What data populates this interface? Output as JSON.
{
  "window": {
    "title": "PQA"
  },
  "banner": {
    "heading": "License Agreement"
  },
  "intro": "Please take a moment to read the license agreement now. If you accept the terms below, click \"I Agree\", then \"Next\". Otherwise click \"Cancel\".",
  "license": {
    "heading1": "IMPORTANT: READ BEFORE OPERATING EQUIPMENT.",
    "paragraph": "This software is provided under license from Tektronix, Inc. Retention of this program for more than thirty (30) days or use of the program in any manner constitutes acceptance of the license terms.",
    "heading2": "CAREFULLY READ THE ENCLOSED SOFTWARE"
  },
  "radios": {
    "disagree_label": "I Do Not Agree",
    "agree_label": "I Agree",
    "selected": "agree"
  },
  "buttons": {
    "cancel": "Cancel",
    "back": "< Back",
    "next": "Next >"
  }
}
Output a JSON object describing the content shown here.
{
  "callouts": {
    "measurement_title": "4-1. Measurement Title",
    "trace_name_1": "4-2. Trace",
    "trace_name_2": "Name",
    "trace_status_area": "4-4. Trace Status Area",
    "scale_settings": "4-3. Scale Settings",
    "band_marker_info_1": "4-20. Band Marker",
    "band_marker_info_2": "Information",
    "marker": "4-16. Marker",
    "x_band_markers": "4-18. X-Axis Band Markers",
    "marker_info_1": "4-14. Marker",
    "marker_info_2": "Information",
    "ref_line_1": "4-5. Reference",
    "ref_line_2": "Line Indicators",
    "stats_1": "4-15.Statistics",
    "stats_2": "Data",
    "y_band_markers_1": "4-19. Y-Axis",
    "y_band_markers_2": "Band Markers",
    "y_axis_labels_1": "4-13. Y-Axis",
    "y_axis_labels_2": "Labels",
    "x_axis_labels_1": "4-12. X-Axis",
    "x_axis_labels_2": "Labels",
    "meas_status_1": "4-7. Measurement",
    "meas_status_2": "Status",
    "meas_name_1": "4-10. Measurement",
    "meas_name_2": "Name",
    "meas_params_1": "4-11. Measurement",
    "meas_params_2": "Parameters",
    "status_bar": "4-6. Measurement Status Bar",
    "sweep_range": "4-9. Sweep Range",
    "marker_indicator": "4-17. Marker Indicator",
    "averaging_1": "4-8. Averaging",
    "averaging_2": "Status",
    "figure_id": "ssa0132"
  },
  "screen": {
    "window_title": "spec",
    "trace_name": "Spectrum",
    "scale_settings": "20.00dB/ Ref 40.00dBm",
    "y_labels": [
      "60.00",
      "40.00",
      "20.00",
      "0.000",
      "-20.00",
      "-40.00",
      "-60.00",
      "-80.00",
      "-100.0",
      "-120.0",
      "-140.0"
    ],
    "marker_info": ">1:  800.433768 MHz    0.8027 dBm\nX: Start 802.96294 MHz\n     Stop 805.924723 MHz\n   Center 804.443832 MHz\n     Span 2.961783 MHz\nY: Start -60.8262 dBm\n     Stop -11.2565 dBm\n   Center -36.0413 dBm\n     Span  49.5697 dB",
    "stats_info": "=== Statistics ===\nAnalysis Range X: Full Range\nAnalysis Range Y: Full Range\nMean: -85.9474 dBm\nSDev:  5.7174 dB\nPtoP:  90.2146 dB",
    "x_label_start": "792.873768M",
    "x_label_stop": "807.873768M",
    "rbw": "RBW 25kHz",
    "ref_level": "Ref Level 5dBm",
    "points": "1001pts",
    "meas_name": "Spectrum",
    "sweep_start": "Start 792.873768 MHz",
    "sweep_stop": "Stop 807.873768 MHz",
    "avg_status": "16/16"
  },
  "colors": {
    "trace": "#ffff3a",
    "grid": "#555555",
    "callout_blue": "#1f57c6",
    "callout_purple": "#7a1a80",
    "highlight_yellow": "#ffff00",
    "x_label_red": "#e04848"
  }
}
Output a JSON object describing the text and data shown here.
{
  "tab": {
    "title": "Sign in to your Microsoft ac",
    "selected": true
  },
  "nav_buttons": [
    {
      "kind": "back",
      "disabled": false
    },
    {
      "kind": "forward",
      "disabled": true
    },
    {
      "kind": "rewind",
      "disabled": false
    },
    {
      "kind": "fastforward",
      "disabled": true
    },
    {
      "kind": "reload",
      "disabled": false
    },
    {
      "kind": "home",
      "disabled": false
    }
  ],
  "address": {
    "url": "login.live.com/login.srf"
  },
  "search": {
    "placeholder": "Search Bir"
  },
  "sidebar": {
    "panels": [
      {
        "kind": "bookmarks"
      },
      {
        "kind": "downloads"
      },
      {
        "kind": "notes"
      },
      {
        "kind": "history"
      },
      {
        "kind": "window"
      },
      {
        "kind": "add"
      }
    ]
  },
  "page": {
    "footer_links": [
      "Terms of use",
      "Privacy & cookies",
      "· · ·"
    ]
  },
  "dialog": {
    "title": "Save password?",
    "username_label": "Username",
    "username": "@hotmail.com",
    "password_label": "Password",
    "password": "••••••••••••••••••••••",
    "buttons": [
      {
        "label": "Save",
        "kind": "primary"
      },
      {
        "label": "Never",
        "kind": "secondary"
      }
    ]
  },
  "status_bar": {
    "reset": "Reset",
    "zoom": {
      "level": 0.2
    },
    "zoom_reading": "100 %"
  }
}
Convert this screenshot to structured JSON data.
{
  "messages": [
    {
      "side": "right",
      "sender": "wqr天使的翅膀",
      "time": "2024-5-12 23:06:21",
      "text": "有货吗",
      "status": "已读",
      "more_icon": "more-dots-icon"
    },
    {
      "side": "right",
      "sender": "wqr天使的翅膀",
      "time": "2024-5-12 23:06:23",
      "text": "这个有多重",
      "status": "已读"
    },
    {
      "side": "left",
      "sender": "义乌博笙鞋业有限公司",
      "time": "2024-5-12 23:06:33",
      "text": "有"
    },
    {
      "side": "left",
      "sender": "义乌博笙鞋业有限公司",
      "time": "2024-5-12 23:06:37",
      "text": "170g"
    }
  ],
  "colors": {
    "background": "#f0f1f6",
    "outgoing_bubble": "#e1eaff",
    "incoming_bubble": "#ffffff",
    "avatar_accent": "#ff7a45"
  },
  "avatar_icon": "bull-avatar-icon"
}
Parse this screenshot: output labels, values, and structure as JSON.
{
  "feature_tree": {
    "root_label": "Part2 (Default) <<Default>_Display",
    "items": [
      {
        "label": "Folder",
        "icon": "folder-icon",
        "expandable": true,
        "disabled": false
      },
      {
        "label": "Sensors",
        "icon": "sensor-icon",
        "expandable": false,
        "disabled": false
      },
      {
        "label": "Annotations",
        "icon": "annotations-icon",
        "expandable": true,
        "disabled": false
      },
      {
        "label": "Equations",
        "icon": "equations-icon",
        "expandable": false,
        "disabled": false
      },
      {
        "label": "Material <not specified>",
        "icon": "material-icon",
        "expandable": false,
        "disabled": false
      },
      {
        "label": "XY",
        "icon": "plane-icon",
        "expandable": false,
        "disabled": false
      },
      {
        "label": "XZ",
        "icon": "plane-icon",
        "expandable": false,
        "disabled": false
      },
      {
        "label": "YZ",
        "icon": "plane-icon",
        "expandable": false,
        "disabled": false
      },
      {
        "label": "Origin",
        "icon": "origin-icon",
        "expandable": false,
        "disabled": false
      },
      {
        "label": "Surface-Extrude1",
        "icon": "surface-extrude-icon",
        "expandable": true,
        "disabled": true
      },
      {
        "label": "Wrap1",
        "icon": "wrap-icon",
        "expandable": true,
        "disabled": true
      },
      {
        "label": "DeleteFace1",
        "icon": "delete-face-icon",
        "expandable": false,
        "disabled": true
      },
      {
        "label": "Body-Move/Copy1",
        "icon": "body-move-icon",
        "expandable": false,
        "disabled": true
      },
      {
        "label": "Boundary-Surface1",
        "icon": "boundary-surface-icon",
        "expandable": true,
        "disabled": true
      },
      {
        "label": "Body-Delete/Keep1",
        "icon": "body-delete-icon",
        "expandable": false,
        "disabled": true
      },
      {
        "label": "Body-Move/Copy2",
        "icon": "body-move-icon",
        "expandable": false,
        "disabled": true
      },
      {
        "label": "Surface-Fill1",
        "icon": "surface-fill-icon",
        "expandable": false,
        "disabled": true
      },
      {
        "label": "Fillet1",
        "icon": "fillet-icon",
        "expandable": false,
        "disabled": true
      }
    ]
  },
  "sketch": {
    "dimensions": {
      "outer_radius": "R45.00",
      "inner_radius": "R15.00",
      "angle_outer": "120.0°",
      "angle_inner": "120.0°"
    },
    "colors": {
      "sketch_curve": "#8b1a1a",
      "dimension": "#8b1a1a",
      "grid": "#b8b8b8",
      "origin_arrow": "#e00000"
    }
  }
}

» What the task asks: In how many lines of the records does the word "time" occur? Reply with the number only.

» Response to this exercise: 4